Eight of the devices are being tested at New York’s JFK Airport and Fort Lauderdale-Hollywood International Airport.
JetBlue has started using a new robotic disinfectant machine capable of cleaning the entire cabin in less than 10 minutes with the help of UV light.
The Honeywell UV Cabin System works its way down the aisle and shines a UV light from the ceiling to the floor. An airline employee pushes the machine down the aisle, much like they would a drinks cart and the arms stretch out over seats projecting UV light which disinfects high-touch areas in the cabin, including the bathroom.
JetBlue is testing eight of the devices at New York’s JFK Airport and Fort Lauderdale-Hollywood International Airport. The two locations are kickstarting a 90-day pilot program during which time JetBlue will evaluate the Honeywell technology.

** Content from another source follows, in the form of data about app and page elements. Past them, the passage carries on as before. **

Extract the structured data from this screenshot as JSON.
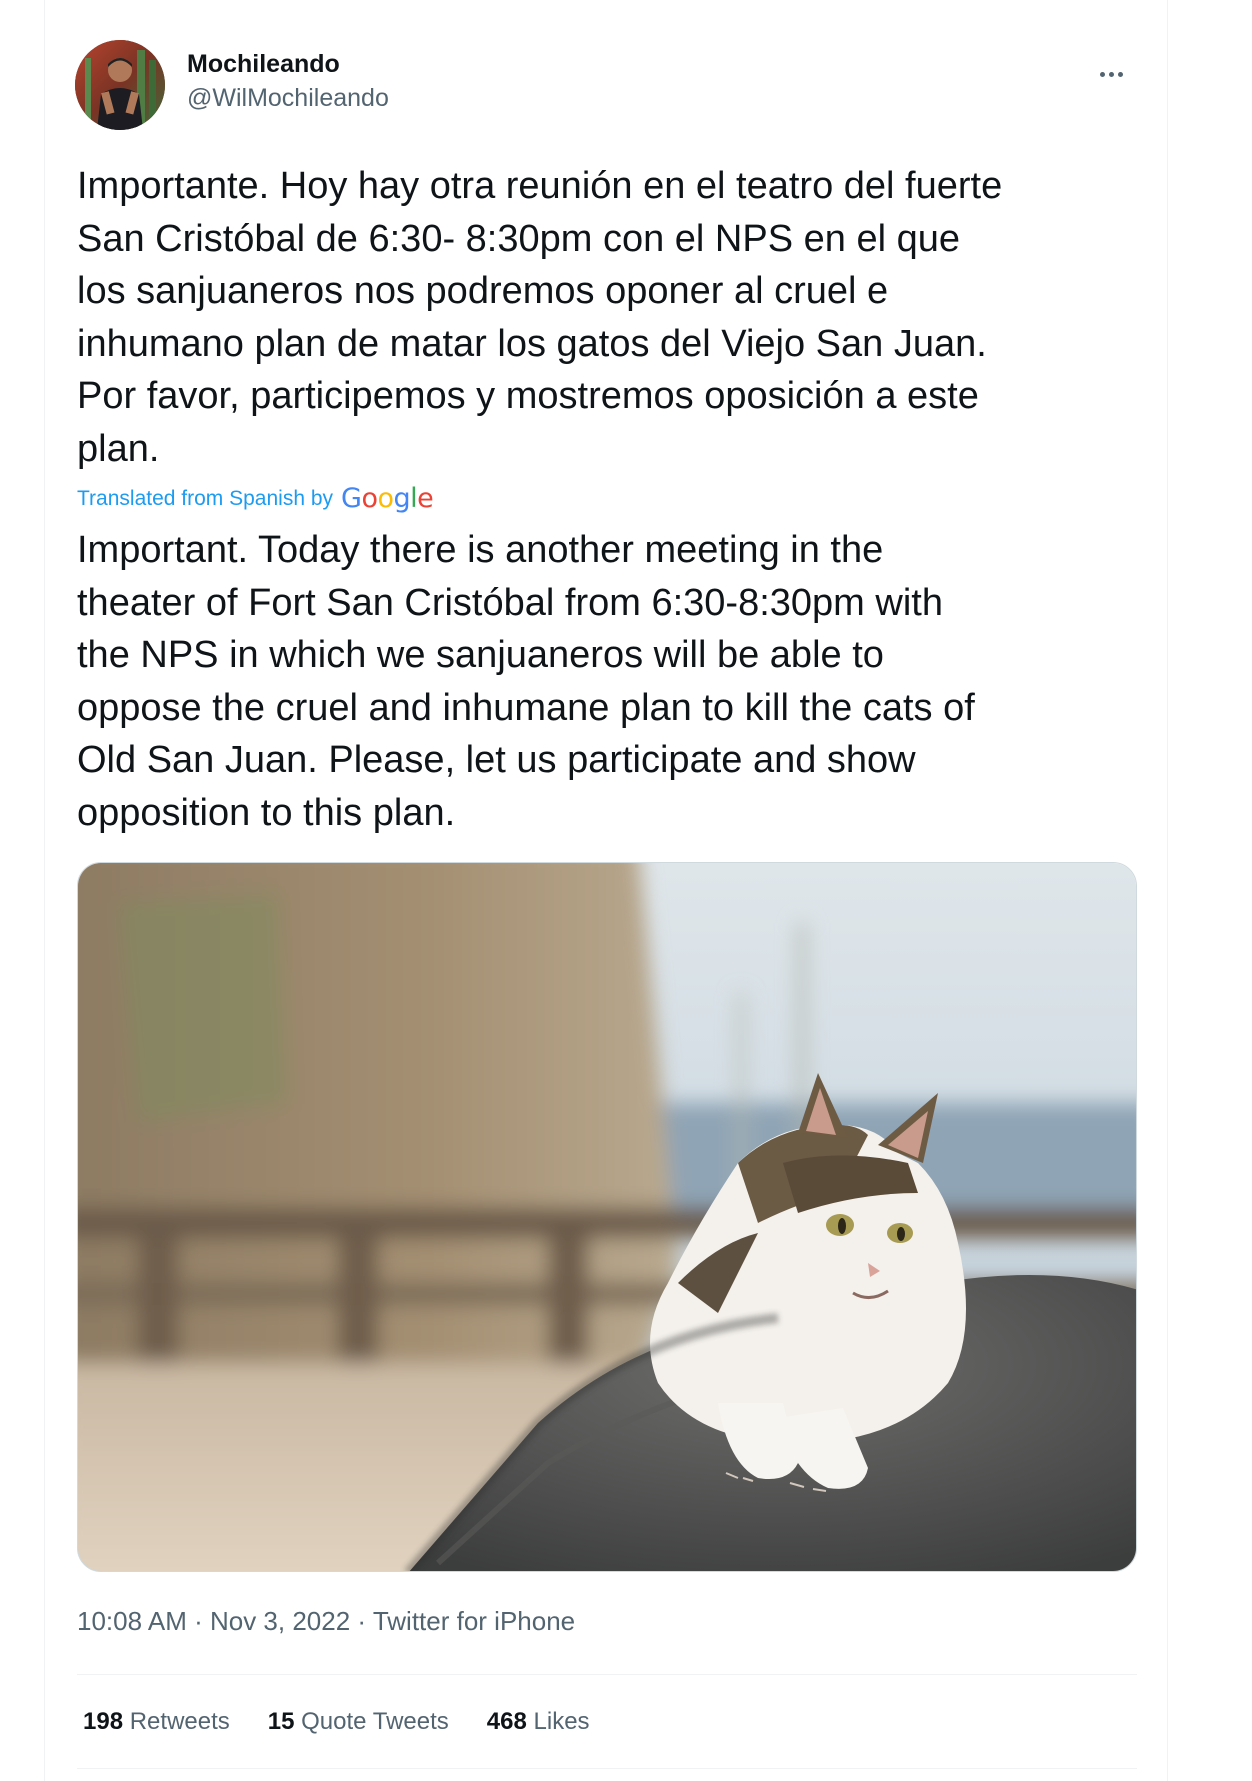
{
  "author": {
    "display_name": "Mochileando",
    "handle": "@WilMochileando",
    "avatar_icon": "profile-photo"
  },
  "more_menu": {
    "icon": "more-horizontal-icon"
  },
  "tweet": {
    "text": "Importante. Hoy hay otra reunión en el teatro del fuerte\nSan Cristóbal de 6:30- 8:30pm con el NPS en el que\nlos sanjuaneros nos podremos oponer al cruel e\ninhumano plan de matar los gatos del Viejo San Juan.\nPor favor, participemos y mostremos oposición a este\nplan.",
    "translated_label": "Translated from Spanish by",
    "translator_logo": {
      "letters": [
        "G",
        "o",
        "o",
        "g",
        "l",
        "e"
      ],
      "colors": [
        "#4285f4",
        "#ea4335",
        "#fbbc05",
        "#4285f4",
        "#34a853",
        "#ea4335"
      ]
    },
    "translation": "Important. Today there is another meeting in the\ntheater of Fort San Cristóbal from 6:30-8:30pm with\nthe NPS in which we sanjuaneros will be able to\noppose the cruel and inhumane plan to kill the cats of\nOld San Juan. Please, let us participate and show\nopposition to this plan."
  },
  "meta": {
    "time": "10:08 AM",
    "separator": " · ",
    "date": "Nov 3, 2022",
    "source": "Twitter for iPhone"
  },
  "stats": [
    {
      "count": "198",
      "label": "Retweets"
    },
    {
      "count": "15",
      "label": "Quote Tweets"
    },
    {
      "count": "468",
      "label": "Likes"
    }
  ],
  "colors": {
    "text_primary": "#0f1419",
    "text_secondary": "#536471",
    "link_blue": "#1d9bf0",
    "divider": "#eff3f4"
  }
}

“As we look to add additional layers of protection by utilizing cutting-edge technology, we have identified the Honeywell UV Cabin System as a potential game changer when it comes to efficiently assisting in our efforts to sanitize surfaces onboard,” JetBlue’s president and COO, Joanna Geraghty, said in a press release on Wednesday.
Since it can quickly be wheeled on and off aircraft and because the cabin disinfecting procedure only takes about 10 minutes, the Honeywell machine could greatly reduce airplane downtime between flights.
According to Honeywell, UVC lights are capable of reducing viruses and bacteria, including SARS CoV and MERS CoV. No testing has yet been completed about how UVC lights combat COVID-19 but several medical studies are underway.
JetBlue’s coronavirus safety response program is called “Safety From the Ground Up” and includes disinfectant kits onboard flights and more rigorous cleaning using hospital-grade disinfectants and electrostatic sprayers.
Companies are trying several new innovations to combat COVID-19 in airplanes. One aerospace manufacturer designed seats with dividers to help with both privacy and social distancing while flying. Another company laid out the airplane cabin with flipped seating and a clear divider to help mitigate the spread of viruses.